The difference between helpful and potentially harmful enemas lies in the amount of water injected and the frequency of use. Using a cup or two of water to induce a bowel movement may eventually cause dependency, will not strengthen the colon and may after years of this practice, result in distention and enlargement of the rectum or sigmoid colon. However, a completely empty average-sized colon has the capacity of about a gallon of water. When increasingly larger enemas are administered until the colon is nearly emptied of fecal matter and the injection of close to a gallon of water is achieved, beneficial exercise and an increase in overall muscle tone are the results.

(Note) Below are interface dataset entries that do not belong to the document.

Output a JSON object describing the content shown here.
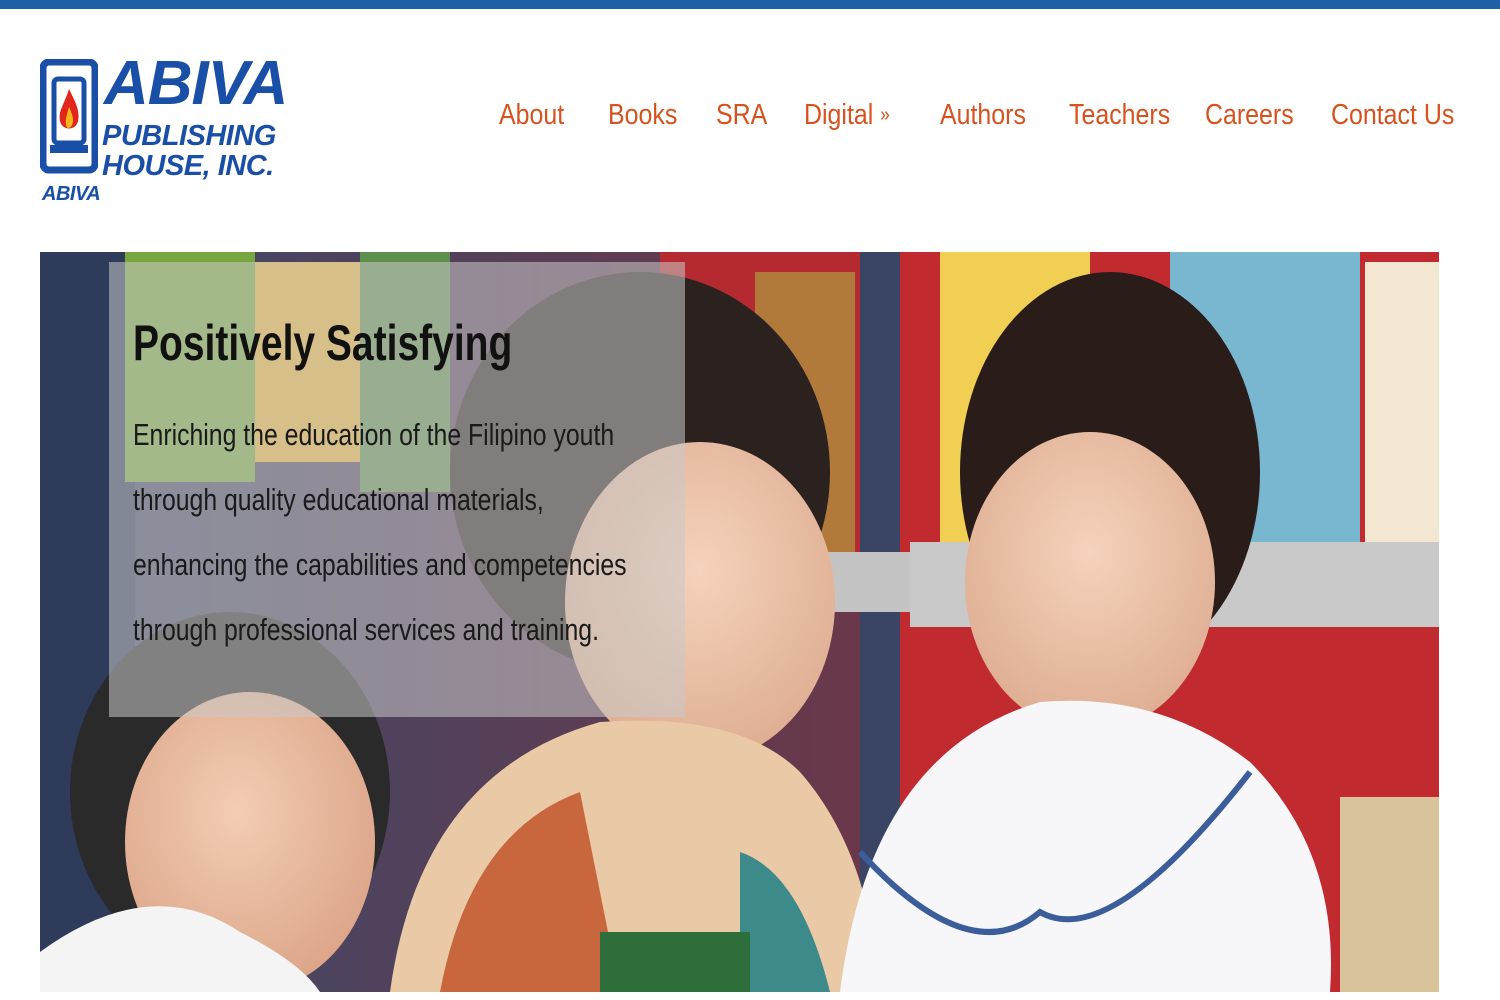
{
  "logo": {
    "name": "ABIVA",
    "line1": "PUBLISHING",
    "line2": "HOUSE, INC.",
    "small": "ABIVA",
    "brand_color": "#1a4fa8",
    "flame_color": "#e2261b"
  },
  "nav": {
    "items": [
      {
        "label": "About"
      },
      {
        "label": "Books"
      },
      {
        "label": "SRA"
      },
      {
        "label": "Digital",
        "has_dropdown": true,
        "icon": "chevron-double-down-icon"
      },
      {
        "label": "Authors"
      },
      {
        "label": "Teachers"
      },
      {
        "label": "Careers"
      },
      {
        "label": "Contact Us"
      }
    ],
    "color": "#d6521e"
  },
  "hero": {
    "title": "Positively Satisfying",
    "text": "Enriching the education of the Filipino youth through quality educational materials, enhancing the capabilities and competencies through professional services and training."
  },
  "colors": {
    "top_bar": "#1f5fa6"
  }
}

Correctly given, enemas (and especially colonics) serve as strengthening exercises for the colon. This long tubular muscle is repeatedly and completely filled with water, inducing it to vigorously exercise while evacuating itself multiple times. The result is a great increase in muscle tone, acceleration of peristalsis and eventually, after several dozens of repetitions, a considerable reduction of transit time. Well-done enemas work the colon somewhat less effectively and do not improve muscle tone quite as much as colonics.
Injecting an entire gallon of water with an enema bag is very impractical when a person is eating normally. But on a light cleansing diet or while fasting the amount of new material passing into the colon is small or negligible. During the first few days of fasting if two or three enemas are administered each day in immediate succession the colon is soon completely emptied of recently eaten food and it becomes progressively easier to introduce larger amounts of water. Within a few days of this regimen, injecting half a gallon or more of water is easy and painless.

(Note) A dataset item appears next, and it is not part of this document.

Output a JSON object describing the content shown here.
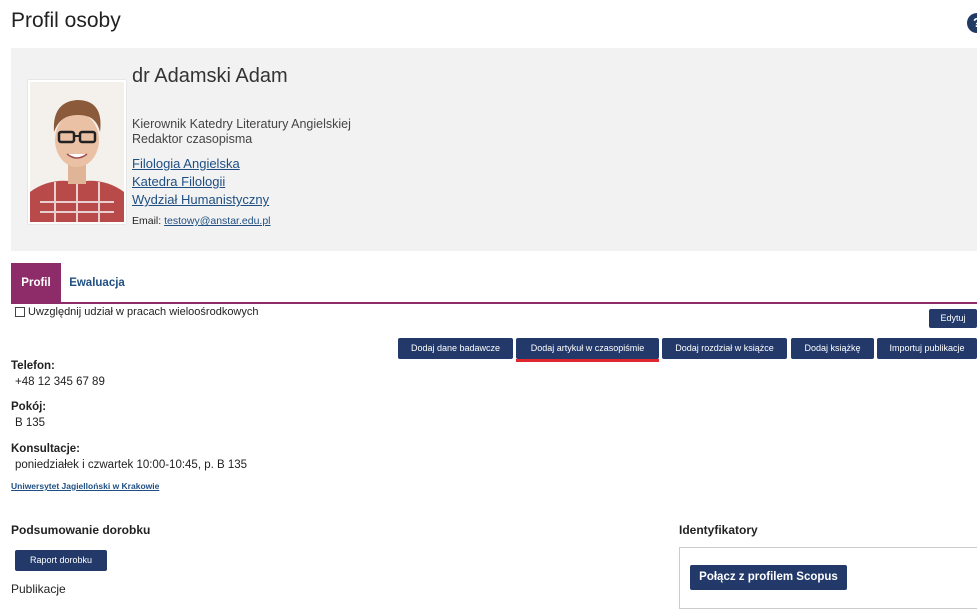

Probably for psychological reasons, some peoples' colons allow water to be injected one time but then "freeze up" and resist successive enemas. For this reason better results are often obtained by having one enema, waiting a half hour, another enema, wait a half hour, and have a final enema.
A colonic machine in the hands of an expert operator can administer the equivalent of six or seven big enemas in less than one hour, and do this without undue discomfort or effort from the person receiving the colonic. However, the AMA has suppressed the use of colonics; they are illegal to administer in many states. Where colonics are legal, the chiropractors now consider this practice messy and not very profitable compared to manipulations. So it is not easy to find a skilled and willing colonic technician.
Anyone who plans to give themselves therapeutic enemas while fasting would be well advised to first seek out a colonic therapist and receive two or three colonics delivered one day apart while eating lightly and then immediately begin the fast. Three colonics given on three successive days of a light, raw food diet are sufficient to empty all recently eaten food even from a very constipated, distended and bloated colon, while acquainting a person with their own bowel. Having an empty colon is actually a pleasant and to most people a thoroughly novel experience. A few well-delivered colonics can quickly accustom a person to the sensations accompanying the enema and demonstrate the effect to be achieved by oneself with an enema bag, something not quickly discoverable any other way.